Even if you only see a little snow in the winter, All Season will probably still get you where you need to go. 

If you and your car see a good amount of snow every winter, you should probably switch to tires specifically designed for the snow and ice. All Weather tires would make your life easier. 

Why Wouldn’t I Just Switch to All Weather Tires Now?

As incredible as All Weather tires sound, they do have a few drawbacks

For starters, All Weather tires aren’t common in the States… yet. Because European manufacturers are developing these All Weather tires, many U.S. suppliers don’t have them in stock. 

Luckily, that doesn’t include Rent A Wheel. On our online store, you’ll find eight different types of All Weather tires. That’s plenty to peruse and find the right fit for your vehicle. This process is made even easier when you talk with one of our tire fitting experts through our online chat service. 

Another thing to keep in mind is your specific tire needs. As we mentioned, All Weather tires are great for people that live in snowy areas and don’t want to switch out their tires every time the seasons change. If this sounds like you, the Michelin Agilis CrossClimate tires might be a great option. These are excellently rated All Weather beasts that only cost $60 a month.


All Weather tires, All Season tires, Winter tires, Performance tires… Decisions, decisions. What rubber can help you hit the road? 

It depends on when and where you’re driving. If you live somewhere that gets a good chunk of snow every winter or you road trip across the mountains every Christmas, All Weather tires would fit your lifestyle well. 

IF you don’t see that much snow and you need tires that will last a little longer in a variety of conditions, All Season is going to be your best bet. 

Maybe you love changing your tires twice a year and want the best tires you can have each season, even if it requires a little more effort. In that case, get a pair of Winter tires and a pair of Performance (AKA, summer) tires. 

No matter how you cut it, Rent A Wheel has the best available options. With our online Visualizer and team of professional tire technicians, it’s never been easier to find the right set of tires for your dream machine. 

If you’re looking for the most affordable option and two sets of tires sounds like too much of an investment, we’ve got you covered there as well. With Rent A Wheel’s flexible payment plans, we make sure that you walk away with the best possible tires you can afford at the best possible price. 

We’ll even install your tires for free at a local Rent A Wheel shop, and for a small fee, we’ll help you switch them out with your winter tires when the time comes. 

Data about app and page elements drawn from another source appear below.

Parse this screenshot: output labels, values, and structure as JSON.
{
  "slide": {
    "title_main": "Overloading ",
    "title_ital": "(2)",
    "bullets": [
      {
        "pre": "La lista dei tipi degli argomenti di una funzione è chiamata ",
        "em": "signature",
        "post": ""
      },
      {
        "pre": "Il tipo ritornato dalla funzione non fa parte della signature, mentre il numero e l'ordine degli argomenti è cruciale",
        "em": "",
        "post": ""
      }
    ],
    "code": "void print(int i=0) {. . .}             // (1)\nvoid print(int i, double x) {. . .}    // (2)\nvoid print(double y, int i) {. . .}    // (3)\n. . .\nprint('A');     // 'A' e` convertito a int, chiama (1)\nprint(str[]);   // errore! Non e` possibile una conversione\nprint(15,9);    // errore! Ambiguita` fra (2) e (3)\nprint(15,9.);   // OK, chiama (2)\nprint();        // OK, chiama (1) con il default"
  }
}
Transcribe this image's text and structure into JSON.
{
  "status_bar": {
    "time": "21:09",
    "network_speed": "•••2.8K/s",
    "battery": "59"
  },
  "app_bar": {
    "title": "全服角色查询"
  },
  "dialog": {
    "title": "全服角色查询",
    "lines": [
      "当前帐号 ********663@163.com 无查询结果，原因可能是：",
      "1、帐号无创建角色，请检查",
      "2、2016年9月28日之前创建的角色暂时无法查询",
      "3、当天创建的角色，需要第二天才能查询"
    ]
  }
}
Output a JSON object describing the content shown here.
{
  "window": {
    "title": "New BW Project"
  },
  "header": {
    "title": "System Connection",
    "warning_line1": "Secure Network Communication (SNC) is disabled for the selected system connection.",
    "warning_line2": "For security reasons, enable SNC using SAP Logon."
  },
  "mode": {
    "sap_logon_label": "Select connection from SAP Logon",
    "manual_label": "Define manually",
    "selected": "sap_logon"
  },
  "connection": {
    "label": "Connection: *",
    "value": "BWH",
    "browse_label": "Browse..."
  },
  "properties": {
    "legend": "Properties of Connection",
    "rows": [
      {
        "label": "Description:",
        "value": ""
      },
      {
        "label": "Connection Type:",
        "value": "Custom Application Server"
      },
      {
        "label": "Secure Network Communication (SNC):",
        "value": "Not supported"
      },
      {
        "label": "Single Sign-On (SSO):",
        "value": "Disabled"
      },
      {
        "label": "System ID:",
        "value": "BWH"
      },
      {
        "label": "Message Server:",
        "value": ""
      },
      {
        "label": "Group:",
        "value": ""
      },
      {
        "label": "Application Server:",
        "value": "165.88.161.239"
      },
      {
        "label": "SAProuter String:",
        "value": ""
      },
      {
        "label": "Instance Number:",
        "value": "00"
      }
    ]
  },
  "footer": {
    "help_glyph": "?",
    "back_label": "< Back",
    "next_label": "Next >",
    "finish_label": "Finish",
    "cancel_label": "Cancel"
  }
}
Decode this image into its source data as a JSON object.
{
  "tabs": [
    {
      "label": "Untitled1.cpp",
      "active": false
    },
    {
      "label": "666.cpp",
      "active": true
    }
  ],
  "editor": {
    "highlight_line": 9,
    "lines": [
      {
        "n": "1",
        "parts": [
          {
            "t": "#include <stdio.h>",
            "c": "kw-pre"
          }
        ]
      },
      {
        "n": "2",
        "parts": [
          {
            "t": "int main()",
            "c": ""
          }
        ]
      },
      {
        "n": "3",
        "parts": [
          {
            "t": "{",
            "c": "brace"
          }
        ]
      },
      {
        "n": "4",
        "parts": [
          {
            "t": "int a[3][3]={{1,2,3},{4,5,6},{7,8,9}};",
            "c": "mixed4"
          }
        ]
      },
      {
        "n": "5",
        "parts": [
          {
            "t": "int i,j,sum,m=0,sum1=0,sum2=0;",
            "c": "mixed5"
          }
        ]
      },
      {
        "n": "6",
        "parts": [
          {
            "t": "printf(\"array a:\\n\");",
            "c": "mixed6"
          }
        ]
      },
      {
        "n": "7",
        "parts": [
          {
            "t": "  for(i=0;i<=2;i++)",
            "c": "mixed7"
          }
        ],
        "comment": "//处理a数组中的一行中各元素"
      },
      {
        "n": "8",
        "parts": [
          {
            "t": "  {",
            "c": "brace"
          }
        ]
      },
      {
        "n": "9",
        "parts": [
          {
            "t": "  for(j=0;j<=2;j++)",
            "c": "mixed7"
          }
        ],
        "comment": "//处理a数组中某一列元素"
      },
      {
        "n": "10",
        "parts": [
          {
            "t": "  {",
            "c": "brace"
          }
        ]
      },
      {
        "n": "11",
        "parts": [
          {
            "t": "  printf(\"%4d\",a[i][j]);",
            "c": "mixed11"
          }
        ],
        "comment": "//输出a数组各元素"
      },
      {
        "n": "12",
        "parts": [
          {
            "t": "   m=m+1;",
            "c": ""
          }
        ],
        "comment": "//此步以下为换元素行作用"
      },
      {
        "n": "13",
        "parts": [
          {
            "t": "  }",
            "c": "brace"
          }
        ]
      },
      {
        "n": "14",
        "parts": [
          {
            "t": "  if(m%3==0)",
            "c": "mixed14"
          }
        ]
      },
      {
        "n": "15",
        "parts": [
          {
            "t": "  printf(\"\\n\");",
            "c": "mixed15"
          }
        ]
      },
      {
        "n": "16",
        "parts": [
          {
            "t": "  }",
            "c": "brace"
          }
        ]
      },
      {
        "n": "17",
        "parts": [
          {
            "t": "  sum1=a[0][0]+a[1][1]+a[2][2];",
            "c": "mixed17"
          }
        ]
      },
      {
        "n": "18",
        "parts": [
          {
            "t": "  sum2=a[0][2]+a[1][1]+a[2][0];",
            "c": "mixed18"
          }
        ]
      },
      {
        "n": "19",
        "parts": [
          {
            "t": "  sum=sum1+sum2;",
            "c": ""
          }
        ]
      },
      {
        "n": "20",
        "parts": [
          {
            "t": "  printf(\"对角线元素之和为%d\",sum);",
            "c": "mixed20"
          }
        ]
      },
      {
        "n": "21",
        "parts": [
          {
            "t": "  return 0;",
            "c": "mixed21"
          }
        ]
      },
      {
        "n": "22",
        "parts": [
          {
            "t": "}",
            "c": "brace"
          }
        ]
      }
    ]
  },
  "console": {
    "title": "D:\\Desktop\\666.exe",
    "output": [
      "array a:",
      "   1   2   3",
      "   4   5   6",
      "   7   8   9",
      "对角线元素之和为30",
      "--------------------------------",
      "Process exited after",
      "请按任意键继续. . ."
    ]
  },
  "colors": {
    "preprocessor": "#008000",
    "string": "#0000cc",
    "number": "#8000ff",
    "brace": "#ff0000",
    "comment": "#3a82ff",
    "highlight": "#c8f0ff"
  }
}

All-Weather Tires Review | Consumer Reports

The difference between all-weather and all-season tires| Driving

All Season versus All Weather Tires | Tire Buyer